What is GDPR?
From the 25th May 2018, a new EU privacy law will commence. This regulation will be called the General Data Protection Regulation (GDPR). The regulation will be put in place across the EU and EEA region and will be applicable to any company that sells to European citizens. Many of these companies, including those based in other parts of the world also store data relating to European consumers. Now, for the first time, these citizens will have greater control over how their personal data can be used, stored and protected.
For purposes of regulation, personal data means all names, images of persons, email addresses, bank details, postal addresses and even computer IP addresses. The regulation seeks to protect data about people irrespective of where they work. For example, the law recognises that people working in companies are people too and their data needs to be protected. Companies cannot refuse to comply with the pretext that when employees are at work, they are not in their personal space and therefore have no right to privacy. Needless to say, there are tons of work that companies need to do in order to be compliant and avoid hefty fines.
Entitlements of customers and employees
Every individual will have the right to access their personal data. This means that customers can always ask to see what data a company holds about them and also have the right to know how that data is being used. Companies will need to inform the customers that their data is being recorded and must provide them with a copy of all personal data, free of cost, on demand.
Customers will also have the right to data portability. This means that customers can ask for data to be transferred from one company to another when changing service providers. Interestingly, once they cease to be customers, they can also request to be forgotten and the company will require erasing their data already. Companies will also be required to notify a customer immediately if their data has been compromised, within 72 hours of a breach. There will be other rights as well, such as the right to stop their data from being processed and correct the information if required.
What does it mean for the gold and silver industry?

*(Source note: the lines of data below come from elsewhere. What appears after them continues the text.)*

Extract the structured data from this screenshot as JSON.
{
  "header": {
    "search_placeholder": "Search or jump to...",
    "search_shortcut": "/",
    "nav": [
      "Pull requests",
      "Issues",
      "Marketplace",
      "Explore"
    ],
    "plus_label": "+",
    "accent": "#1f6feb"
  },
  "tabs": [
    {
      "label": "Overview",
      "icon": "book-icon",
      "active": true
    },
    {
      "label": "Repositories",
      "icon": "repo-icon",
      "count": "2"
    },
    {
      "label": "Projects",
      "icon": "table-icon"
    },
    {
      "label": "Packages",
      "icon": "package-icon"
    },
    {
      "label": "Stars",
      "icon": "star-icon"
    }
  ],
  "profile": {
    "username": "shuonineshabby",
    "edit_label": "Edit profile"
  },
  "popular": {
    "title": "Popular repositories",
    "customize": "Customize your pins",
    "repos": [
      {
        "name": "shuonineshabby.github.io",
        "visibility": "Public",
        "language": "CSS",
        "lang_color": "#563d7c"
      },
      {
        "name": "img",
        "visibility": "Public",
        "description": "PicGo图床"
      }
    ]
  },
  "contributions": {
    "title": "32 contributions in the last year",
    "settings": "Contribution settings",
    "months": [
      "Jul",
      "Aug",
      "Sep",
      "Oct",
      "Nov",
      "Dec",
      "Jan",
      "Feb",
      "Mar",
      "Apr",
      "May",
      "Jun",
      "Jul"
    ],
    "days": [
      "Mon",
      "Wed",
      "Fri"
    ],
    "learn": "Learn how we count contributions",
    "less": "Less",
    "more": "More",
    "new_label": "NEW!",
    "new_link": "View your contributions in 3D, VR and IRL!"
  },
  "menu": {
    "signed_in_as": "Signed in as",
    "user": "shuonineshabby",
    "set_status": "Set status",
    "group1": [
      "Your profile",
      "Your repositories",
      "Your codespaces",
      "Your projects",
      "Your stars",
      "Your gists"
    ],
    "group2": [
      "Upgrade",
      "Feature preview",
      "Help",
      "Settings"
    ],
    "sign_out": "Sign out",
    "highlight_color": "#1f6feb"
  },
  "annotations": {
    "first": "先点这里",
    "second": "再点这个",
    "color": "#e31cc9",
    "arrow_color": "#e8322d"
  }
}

Online gold and silver dealers need to put in place several initiatives in order to comply with the new regulations. Firstly, they need to map all the personal data relating to their customers held on their systems. This includes setting access levels and conducting a risk audit. The next step involves cleaning out all unnecessary data to avoid the risk of non-compliance. Here at Physical Gold, we’ve long been a meber and adhered to the Information Commissioner’s Office guidelines, so GDPR isn’t a huge adjustment.
Dealers of precious metals will also need to invest in robust security systems to ensure that they are well protected against hackers or any possible breach. Lastly, they will need to put in place processes that clearly demarcate the data that needs to be stored as per customer approvals. Handling of data is likely to be a big challenge and simply implementing processes will not be enough. Staff need to be trained on how to handle data and maintain transparency with customers at all times. This could also include timely notification of any breach and disclosure to customers about their data held on file by the dealers.
Find out more about how GDPR affects your rights as a customer
Our industry experts are able to guide you on the impact of GDPR on the precious metals industry and how you can protect your data under the new laws. Call us on 020 7060 9992 or email us with your concerns and our experts will be happy to get in touch.
Image credits: Convert GDPR